* _What to work on_: The response should consist of the listing, repeated word for word.

* _Materials provided_:
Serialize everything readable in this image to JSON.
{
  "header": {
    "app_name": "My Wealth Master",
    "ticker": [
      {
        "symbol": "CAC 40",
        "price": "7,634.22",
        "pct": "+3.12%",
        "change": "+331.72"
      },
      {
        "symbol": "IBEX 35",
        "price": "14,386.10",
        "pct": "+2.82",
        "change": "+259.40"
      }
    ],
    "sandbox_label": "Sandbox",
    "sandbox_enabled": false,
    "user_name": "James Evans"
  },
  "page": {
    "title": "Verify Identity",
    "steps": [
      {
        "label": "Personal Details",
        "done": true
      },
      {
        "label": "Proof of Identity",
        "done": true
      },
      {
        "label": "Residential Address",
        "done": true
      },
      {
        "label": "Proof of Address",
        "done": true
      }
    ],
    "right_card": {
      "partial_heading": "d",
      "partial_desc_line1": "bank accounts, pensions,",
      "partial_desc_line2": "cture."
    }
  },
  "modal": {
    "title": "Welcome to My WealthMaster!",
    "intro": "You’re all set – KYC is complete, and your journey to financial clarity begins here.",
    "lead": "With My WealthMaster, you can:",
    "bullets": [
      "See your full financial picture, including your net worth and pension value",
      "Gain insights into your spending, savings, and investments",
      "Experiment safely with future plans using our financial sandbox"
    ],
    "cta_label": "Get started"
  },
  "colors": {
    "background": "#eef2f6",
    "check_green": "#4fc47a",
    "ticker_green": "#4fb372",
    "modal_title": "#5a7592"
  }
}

* _Result for this exercise_:
Serialize everything readable in this image to JSON.
{
  "header": {
    "app_name": "My Wealth Master",
    "ticker": [
      {
        "symbol": "CAC 40",
        "price": "7,634.22",
        "pct": "+3.12%",
        "change": "+331.72"
      },
      {
        "symbol": "IBEX 35",
        "price": "14,386.10",
        "pct": "+2.82",
        "change": "+259.40"
      }
    ],
    "sandbox_label": "Sandbox",
    "sandbox_enabled": false,
    "user_name": "James Evans"
  },
  "page": {
    "title": "Verify Identity",
    "steps": [
      {
        "label": "Personal Details",
        "done": true
      },
      {
        "label": "Proof of Identity",
        "done": true
      },
      {
        "label": "Residential Address",
        "done": true
      },
      {
        "label": "Proof of Address",
        "done": true
      }
    ],
    "right_card": {
      "partial_heading": "d",
      "partial_desc_line1": "bank accounts, pensions,",
      "partial_desc_line2": "cture."
    }
  },
  "modal": {
    "title": "Welcome to My WealthMaster!",
    "intro": "You’re all set – KYC is complete, and your journey to financial clarity begins here.",
    "lead": "With My WealthMaster, you can:",
    "bullets": [
      "See your full financial picture, including your net worth and pension value",
      "Gain insights into your spending, savings, and investments",
      "Experiment safely with future plans using our financial sandbox"
    ],
    "cta_label": "Get started"
  },
  "colors": {
    "background": "#eef2f6",
    "check_green": "#4fc47a",
    "ticker_green": "#4fb372",
    "modal_title": "#5a7592"
  }
}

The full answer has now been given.